We are gratefully thankful to our colleagues, Prof. Isao Ishikawa, Mr. Hidekazu Sekine (Institute of Advanced Biomedical Engineering and Science, Tokyo Women's Medical University), and Dr. Umber Cheema (University College London) for their kind assistance. The present work was supported by grants for High-Tech Research Center Program, Center of Excellence (COE) Program for the 21st Century from Ministry of Education, Culture, Sports, Science and Technology, Japan.
Tissue Engineering Based on Cell Sheet Technology†
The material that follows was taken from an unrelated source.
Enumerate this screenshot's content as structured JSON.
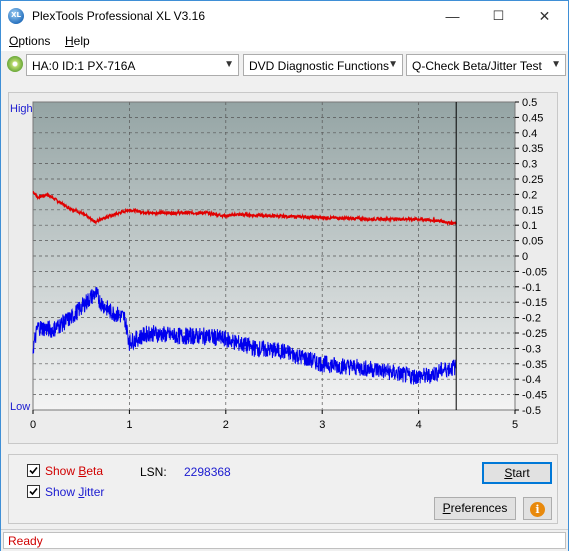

Article first published online: 17 OCT 2007
Copyright © 2007 WILEY-VCH Verlag GmbH & Co. KGaA, Weinheim
Special Issue: Special Section on Bionanotechnology
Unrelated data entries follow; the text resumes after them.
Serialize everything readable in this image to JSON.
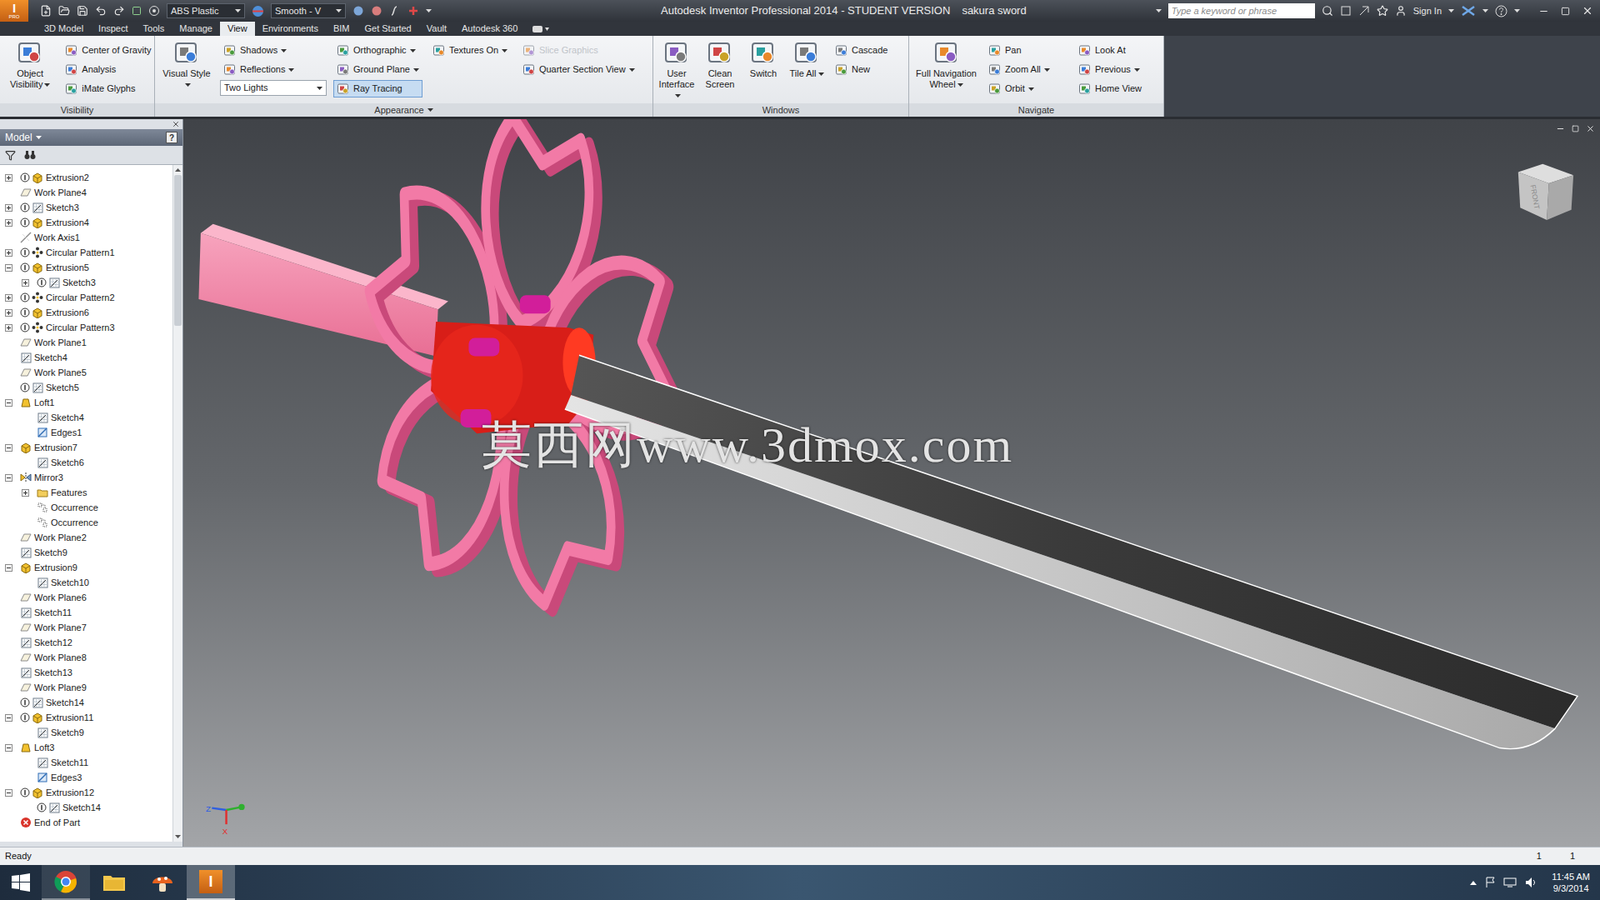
{
  "window": {
    "app_letter": "I",
    "app_edition": "PRO",
    "title": "Autodesk Inventor Professional 2014 - STUDENT VERSION",
    "document": "sakura sword"
  },
  "quick_access": {
    "material": "ABS Plastic",
    "appearance": "Smooth - V"
  },
  "search": {
    "placeholder": "Type a keyword or phrase"
  },
  "account": {
    "sign_in": "Sign In"
  },
  "ribbon_tabs": [
    {
      "label": "3D Model",
      "selected": false
    },
    {
      "label": "Inspect",
      "selected": false
    },
    {
      "label": "Tools",
      "selected": false
    },
    {
      "label": "Manage",
      "selected": false
    },
    {
      "label": "View",
      "selected": true
    },
    {
      "label": "Environments",
      "selected": false
    },
    {
      "label": "BIM",
      "selected": false
    },
    {
      "label": "Get Started",
      "selected": false
    },
    {
      "label": "Vault",
      "selected": false
    },
    {
      "label": "Autodesk 360",
      "selected": false
    }
  ],
  "ribbon_panels": [
    {
      "title": "Visibility",
      "dropdown": false,
      "large": [
        {
          "label": "Object Visibility",
          "dropdown": true
        }
      ],
      "columns": [
        [
          {
            "label": "Center of Gravity",
            "kind": "button",
            "dropdown": false,
            "selected": false,
            "disabled": false
          },
          {
            "label": "Analysis",
            "kind": "button",
            "dropdown": false,
            "selected": false,
            "disabled": false
          },
          {
            "label": "iMate Glyphs",
            "kind": "button",
            "dropdown": false,
            "selected": false,
            "disabled": false
          }
        ]
      ]
    },
    {
      "title": "Appearance",
      "dropdown": true,
      "large": [
        {
          "label": "Visual Style",
          "dropdown": true
        }
      ],
      "columns": [
        [
          {
            "label": "Shadows",
            "kind": "button",
            "dropdown": true,
            "selected": false,
            "disabled": false
          },
          {
            "label": "Reflections",
            "kind": "button",
            "dropdown": true,
            "selected": false,
            "disabled": false
          },
          {
            "label": "Two Lights",
            "kind": "combo",
            "dropdown": true,
            "selected": false,
            "disabled": false
          }
        ],
        [
          {
            "label": "Orthographic",
            "kind": "button",
            "dropdown": true,
            "selected": false,
            "disabled": false
          },
          {
            "label": "Ground Plane",
            "kind": "button",
            "dropdown": true,
            "selected": false,
            "disabled": false
          },
          {
            "label": "Ray Tracing",
            "kind": "button",
            "dropdown": false,
            "selected": true,
            "disabled": false
          }
        ],
        [
          {
            "label": "Textures On",
            "kind": "button",
            "dropdown": true,
            "selected": false,
            "disabled": false
          }
        ],
        [
          {
            "label": "Slice Graphics",
            "kind": "button",
            "dropdown": false,
            "selected": false,
            "disabled": true
          },
          {
            "label": "Quarter Section View",
            "kind": "button",
            "dropdown": true,
            "selected": false,
            "disabled": false
          }
        ]
      ]
    },
    {
      "title": "Windows",
      "dropdown": false,
      "large": [
        {
          "label": "User Interface",
          "dropdown": true
        },
        {
          "label": "Clean Screen",
          "dropdown": false
        },
        {
          "label": "Switch",
          "dropdown": false
        },
        {
          "label": "Tile All",
          "dropdown": true
        }
      ],
      "columns": [
        [
          {
            "label": "Cascade",
            "kind": "button",
            "dropdown": false,
            "selected": false,
            "disabled": false
          },
          {
            "label": "New",
            "kind": "button",
            "dropdown": false,
            "selected": false,
            "disabled": false
          }
        ]
      ]
    },
    {
      "title": "Navigate",
      "dropdown": false,
      "large": [
        {
          "label": "Full Navigation Wheel",
          "dropdown": true
        }
      ],
      "columns": [
        [
          {
            "label": "Pan",
            "kind": "button",
            "dropdown": false,
            "selected": false,
            "disabled": false
          },
          {
            "label": "Zoom All",
            "kind": "button",
            "dropdown": true,
            "selected": false,
            "disabled": false
          },
          {
            "label": "Orbit",
            "kind": "button",
            "dropdown": true,
            "selected": false,
            "disabled": false
          }
        ],
        [
          {
            "label": "Look At",
            "kind": "button",
            "dropdown": false,
            "selected": false,
            "disabled": false
          },
          {
            "label": "Previous",
            "kind": "button",
            "dropdown": true,
            "selected": false,
            "disabled": false
          },
          {
            "label": "Home View",
            "kind": "button",
            "dropdown": false,
            "selected": false,
            "disabled": false
          }
        ]
      ]
    }
  ],
  "browser": {
    "title": "Model",
    "help": "?",
    "scroll_level": 0.23,
    "items": [
      {
        "label": "Extrusion2",
        "level": 0,
        "expandable": true,
        "expanded": false,
        "note": true,
        "kind": "extrusion"
      },
      {
        "label": "Work Plane4",
        "level": 0,
        "expandable": false,
        "expanded": false,
        "note": false,
        "kind": "workplane"
      },
      {
        "label": "Sketch3",
        "level": 0,
        "expandable": true,
        "expanded": false,
        "note": true,
        "kind": "sketch"
      },
      {
        "label": "Extrusion4",
        "level": 0,
        "expandable": true,
        "expanded": false,
        "note": true,
        "kind": "extrusion"
      },
      {
        "label": "Work Axis1",
        "level": 0,
        "expandable": false,
        "expanded": false,
        "note": false,
        "kind": "axis"
      },
      {
        "label": "Circular Pattern1",
        "level": 0,
        "expandable": true,
        "expanded": false,
        "note": true,
        "kind": "pattern"
      },
      {
        "label": "Extrusion5",
        "level": 0,
        "expandable": true,
        "expanded": true,
        "note": true,
        "kind": "extrusion"
      },
      {
        "label": "Sketch3",
        "level": 1,
        "expandable": true,
        "expanded": false,
        "note": true,
        "kind": "sketch"
      },
      {
        "label": "Circular Pattern2",
        "level": 0,
        "expandable": true,
        "expanded": false,
        "note": true,
        "kind": "pattern"
      },
      {
        "label": "Extrusion6",
        "level": 0,
        "expandable": true,
        "expanded": false,
        "note": true,
        "kind": "extrusion"
      },
      {
        "label": "Circular Pattern3",
        "level": 0,
        "expandable": true,
        "expanded": false,
        "note": true,
        "kind": "pattern"
      },
      {
        "label": "Work Plane1",
        "level": 0,
        "expandable": false,
        "expanded": false,
        "note": false,
        "kind": "workplane"
      },
      {
        "label": "Sketch4",
        "level": 0,
        "expandable": false,
        "expanded": false,
        "note": false,
        "kind": "sketch"
      },
      {
        "label": "Work Plane5",
        "level": 0,
        "expandable": false,
        "expanded": false,
        "note": false,
        "kind": "workplane"
      },
      {
        "label": "Sketch5",
        "level": 0,
        "expandable": false,
        "expanded": false,
        "note": true,
        "kind": "sketch"
      },
      {
        "label": "Loft1",
        "level": 0,
        "expandable": true,
        "expanded": true,
        "note": false,
        "kind": "loft"
      },
      {
        "label": "Sketch4",
        "level": 1,
        "expandable": false,
        "expanded": false,
        "note": false,
        "kind": "sketch"
      },
      {
        "label": "Edges1",
        "level": 1,
        "expandable": false,
        "expanded": false,
        "note": false,
        "kind": "edges"
      },
      {
        "label": "Extrusion7",
        "level": 0,
        "expandable": true,
        "expanded": true,
        "note": false,
        "kind": "extrusion"
      },
      {
        "label": "Sketch6",
        "level": 1,
        "expandable": false,
        "expanded": false,
        "note": false,
        "kind": "sketch"
      },
      {
        "label": "Mirror3",
        "level": 0,
        "expandable": true,
        "expanded": true,
        "note": false,
        "kind": "mirror"
      },
      {
        "label": "Features",
        "level": 1,
        "expandable": true,
        "expanded": false,
        "note": false,
        "kind": "folder"
      },
      {
        "label": "Occurrence",
        "level": 1,
        "expandable": false,
        "expanded": false,
        "note": false,
        "kind": "occurrence"
      },
      {
        "label": "Occurrence",
        "level": 1,
        "expandable": false,
        "expanded": false,
        "note": false,
        "kind": "occurrence"
      },
      {
        "label": "Work Plane2",
        "level": 0,
        "expandable": false,
        "expanded": false,
        "note": false,
        "kind": "workplane"
      },
      {
        "label": "Sketch9",
        "level": 0,
        "expandable": false,
        "expanded": false,
        "note": false,
        "kind": "sketch"
      },
      {
        "label": "Extrusion9",
        "level": 0,
        "expandable": true,
        "expanded": true,
        "note": false,
        "kind": "extrusion"
      },
      {
        "label": "Sketch10",
        "level": 1,
        "expandable": false,
        "expanded": false,
        "note": false,
        "kind": "sketch"
      },
      {
        "label": "Work Plane6",
        "level": 0,
        "expandable": false,
        "expanded": false,
        "note": false,
        "kind": "workplane"
      },
      {
        "label": "Sketch11",
        "level": 0,
        "expandable": false,
        "expanded": false,
        "note": false,
        "kind": "sketch"
      },
      {
        "label": "Work Plane7",
        "level": 0,
        "expandable": false,
        "expanded": false,
        "note": false,
        "kind": "workplane"
      },
      {
        "label": "Sketch12",
        "level": 0,
        "expandable": false,
        "expanded": false,
        "note": false,
        "kind": "sketch"
      },
      {
        "label": "Work Plane8",
        "level": 0,
        "expandable": false,
        "expanded": false,
        "note": false,
        "kind": "workplane"
      },
      {
        "label": "Sketch13",
        "level": 0,
        "expandable": false,
        "expanded": false,
        "note": false,
        "kind": "sketch"
      },
      {
        "label": "Work Plane9",
        "level": 0,
        "expandable": false,
        "expanded": false,
        "note": false,
        "kind": "workplane"
      },
      {
        "label": "Sketch14",
        "level": 0,
        "expandable": false,
        "expanded": false,
        "note": true,
        "kind": "sketch"
      },
      {
        "label": "Extrusion11",
        "level": 0,
        "expandable": true,
        "expanded": true,
        "note": true,
        "kind": "extrusion"
      },
      {
        "label": "Sketch9",
        "level": 1,
        "expandable": false,
        "expanded": false,
        "note": false,
        "kind": "sketch"
      },
      {
        "label": "Loft3",
        "level": 0,
        "expandable": true,
        "expanded": true,
        "note": false,
        "kind": "loft"
      },
      {
        "label": "Sketch11",
        "level": 1,
        "expandable": false,
        "expanded": false,
        "note": false,
        "kind": "sketch"
      },
      {
        "label": "Edges3",
        "level": 1,
        "expandable": false,
        "expanded": false,
        "note": false,
        "kind": "edges"
      },
      {
        "label": "Extrusion12",
        "level": 0,
        "expandable": true,
        "expanded": true,
        "note": true,
        "kind": "extrusion"
      },
      {
        "label": "Sketch14",
        "level": 1,
        "expandable": false,
        "expanded": false,
        "note": true,
        "kind": "sketch"
      },
      {
        "label": "End of Part",
        "level": 0,
        "expandable": false,
        "expanded": false,
        "note": false,
        "kind": "end"
      }
    ]
  },
  "viewport": {
    "watermark": "莫西网www.3dmox.com",
    "viewcube_face": "FRONT",
    "triad": [
      "Z",
      "X"
    ]
  },
  "status_bar": {
    "text": "Ready",
    "counts": [
      "1",
      "1"
    ]
  },
  "taskbar": {
    "time": "11:45 AM",
    "date": "9/3/2014"
  }
}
Volume 19, Issue 20, pages 3089–3099, October, 2007
How to Cite
Matsuda, N., Shimizu, T., Yamato, M. and Okano, T. (2007), Tissue Engineering Based on Cell Sheet Technology. Adv. Mater., 19: 3089–3099. doi: 10.1002/adma.200701978
- Issue published online: 17 OCT 2007
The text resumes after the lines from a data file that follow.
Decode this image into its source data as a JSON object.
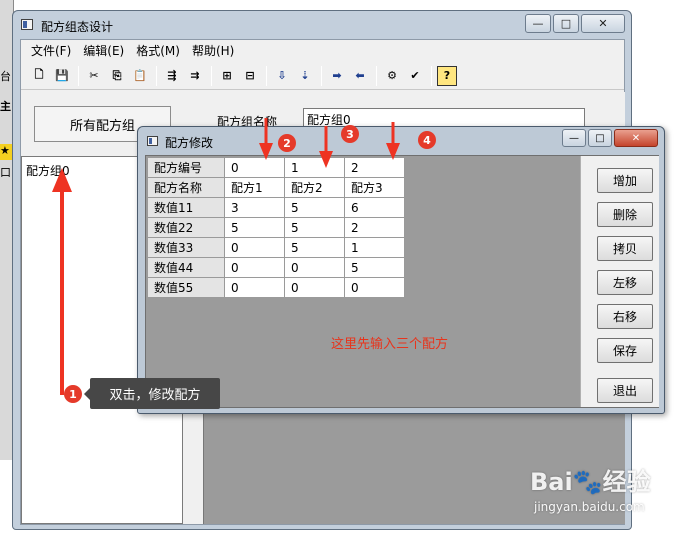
{
  "background": {
    "left_fragments": [
      "台",
      "主持",
      "口"
    ]
  },
  "window": {
    "title": "配方组态设计",
    "controls": {
      "minimize": "—",
      "maximize": "□",
      "close": "✕"
    }
  },
  "menu": [
    "文件(F)",
    "编辑(E)",
    "格式(M)",
    "帮助(H)"
  ],
  "toolbar": {
    "icons": [
      "new-icon",
      "save-icon",
      "cut-icon",
      "copy-icon",
      "paste-icon",
      "insert-column-icon",
      "append-column-icon",
      "left-align-icon",
      "right-align-icon",
      "download-icon",
      "upload-icon",
      "move-right-icon",
      "move-left-icon",
      "properties-icon",
      "check-icon",
      "help-icon"
    ],
    "glyphs": [
      "🗋",
      "💾",
      "✂",
      "⎘",
      "📋",
      "⇶",
      "⇉",
      "⊞",
      "⊟",
      "⇩",
      "⇣",
      "➡",
      "⬅",
      "⚙",
      "✔",
      "?"
    ]
  },
  "left_panel": {
    "group_button": "所有配方组",
    "tree_item": "配方组0"
  },
  "group_name": {
    "label": "配方组名称",
    "value": "配方组0"
  },
  "dialog": {
    "title": "配方修改",
    "controls": {
      "minimize": "—",
      "maximize": "□",
      "close": "✕"
    },
    "rows": [
      {
        "label": "配方编号",
        "cells": [
          "0",
          "1",
          "2"
        ]
      },
      {
        "label": "配方名称",
        "cells": [
          "配方1",
          "配方2",
          "配方3"
        ]
      },
      {
        "label": "数值11",
        "cells": [
          "3",
          "5",
          "6"
        ]
      },
      {
        "label": "数值22",
        "cells": [
          "5",
          "5",
          "2"
        ]
      },
      {
        "label": "数值33",
        "cells": [
          "0",
          "5",
          "1"
        ]
      },
      {
        "label": "数值44",
        "cells": [
          "0",
          "0",
          "5"
        ]
      },
      {
        "label": "数值55",
        "cells": [
          "0",
          "0",
          "0"
        ]
      }
    ],
    "buttons": {
      "add": "增加",
      "delete": "删除",
      "copy": "拷贝",
      "move_left": "左移",
      "move_right": "右移",
      "save": "保存",
      "exit": "退出"
    },
    "hint": "这里先输入三个配方"
  },
  "annotations": {
    "badges": [
      "1",
      "2",
      "3",
      "4"
    ],
    "tooltip": "双击，修改配方",
    "color": "#ee3322"
  },
  "watermark": {
    "main": "Bai🐾经验",
    "sub": "jingyan.baidu.com"
  }
}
- Article first published online: 17 OCT 2007
- Manuscript Received: 3 AUG 2007
- Ministry of Education, Culture, Sports, Science and Technology, Japan
- Biocompatible materials;
- Tissue engineering
Cell sheet technology enables novel approaches to tissue engineering without the use of biodegradable scaffolds. Cell sheet technology consists of a temperature-responsive culture dish, which enables reversible cell adhesion to and detachment from the dish surface by controllable hydrophobicity of the surface. This allows for a non-invasive harvest of cultured cells as an intact monolayer cell sheet including deposited extra cellular matrices. The monolayer cell sheet can be transplanted to host tissues without using biodegradable scaffolds and sutures. Thick tissue constructs and patterned cell sheets using two or more kinds of cell source are also developed by means of layered cell sheets in vitro. This Progress Report summarizes temperature-controlled cell adhesion-detachment behavior and applications of the cell sheet technology to regeneration of cornea, periodontal ligament, bladder epithelia, oesophageal epithelia, myocardium, and liver.